As the Animas River reflected the golden Sunday sunrise, Kenny Frost and Lyndreth Wall, prayed that the waterway would heal from recent heavy-metal pollution.
“Water is life; water is sacred,” said Frost, a Southern Ute Sun Dance Chief.
A heron soared over the river, as Frost and Wall, a Ute Mountain Ute, sang and prayed in Ute for the river.
About 20 people from all over the region came to be a part of the blessing at Santa Rita Park. At the same time, groups in other parts of the United States, Great Britain, Australia, Germany and Canada also prayed for the health of local and global waterways.
Frost hopes the blessing of the river can lead to an annual Indigenous Water Prayer Day, which would be held on the third Sunday of August. Internationally, it would draw attention to rivers and other waterways at risk from pollution. Locally, it would be a reminder of how the river ran orange this month and the potential for it to happen again.
“The danger is still there,” he said.
A contract crew for the Environmental Protection Agency accidentally released about 3 million gallons of metal-laden water from the Gold King Mine on Aug. 5 in Silverton. The pollution flowed into the Animas River and later the San Juan River, temporarily closing both.
The Gold King is one of many mines near Silverton that was never reclaimed, and it still drains wastewater.
Frost gave the EPA a passing reference but chose to focus on healing the river and the importance of keeping rivers pure.
“We’re not going to blame anyone because we want to keep everything positive,” Frost said.
However, he did express skepticism about the safety of the river water, noting ongoing health advisories. Everyone is still advised to wash with soap and water after coming in contact with discolored river sediment.
He also highlighted the hardship that the pollution caused for those in New Mexico and on the Navajo Nation, where communities temporarily lost their water source for crops and livestock after the spill.
“This touched our sisters, our brothers, our neighbors to the south,” he said.
One resident of the Navajo Nation, Edward Joe, drove from Shiprock to be a part of the ceremony because so many regional farmers have been unable to use the water.
“I want to make it right for everybody,” he said.
After songs and prayer, Frost closed the ceremony by inviting everyone to bless the river by pouring in bottles of pure water and sprinkling handfuls of crushed corn over it.
“We all depend on water together; without water, there is no life,” he said.

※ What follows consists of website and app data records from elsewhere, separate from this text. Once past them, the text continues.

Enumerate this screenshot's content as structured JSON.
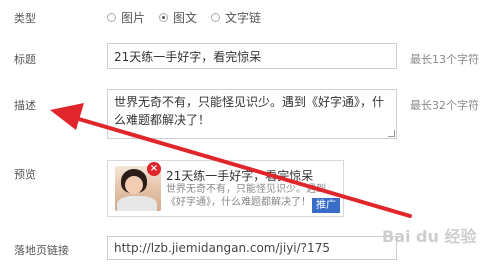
{
  "form": {
    "type_label": "类型",
    "type_options": [
      {
        "label": "图片",
        "checked": false
      },
      {
        "label": "图文",
        "checked": true
      },
      {
        "label": "文字链",
        "checked": false
      }
    ],
    "title_label": "标题",
    "title_value": "21天练一手好字，看完惊呆",
    "title_hint": "最长13个字符",
    "desc_label": "描述",
    "desc_value": "世界无奇不有，只能怪见识少。遇到《好字通》，什么难题都解决了！",
    "desc_hint": "最长32个字符",
    "preview_label": "预览",
    "preview": {
      "title": "21天练一手好字，看完惊呆",
      "desc": "世界无奇不有，只能怪见识少。遇到《好字通》，什么难题都解决了！",
      "promo": "推广",
      "close_symbol": "×"
    },
    "link_label": "落地页链接",
    "link_value": "http://lzb.jiemidangan.com/jiyi/?175"
  },
  "watermark": "Bai du 经验",
  "colors": {
    "arrow": "#e0252b",
    "promo": "#3a6dc8"
  }
}
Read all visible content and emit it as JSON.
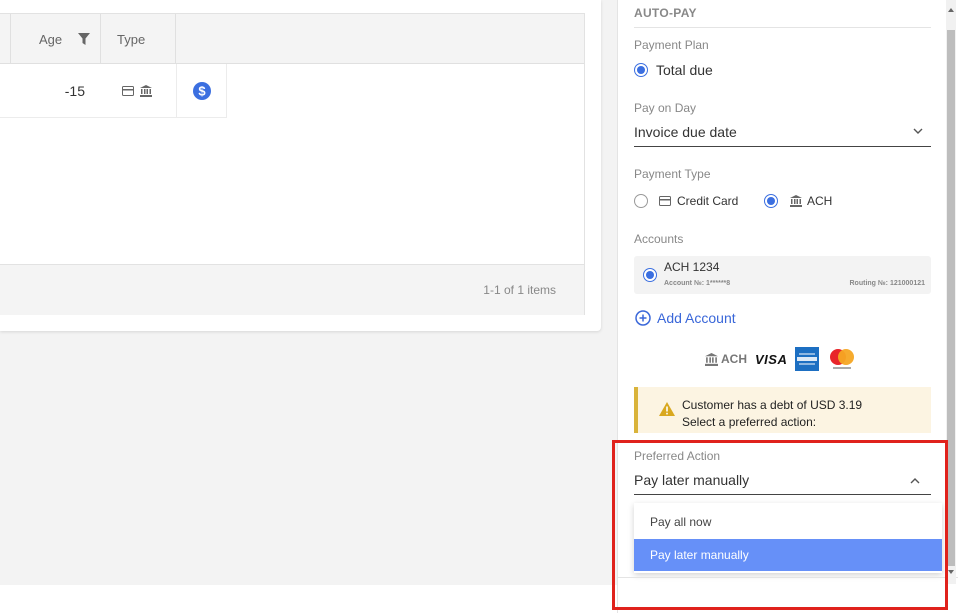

Praying for the river has been a regular part of life for Durangoan Tamsen Wiltshire since the spill. She hoped praying with the group would add strength to the blessing.
“There’s power in prayer,” she said.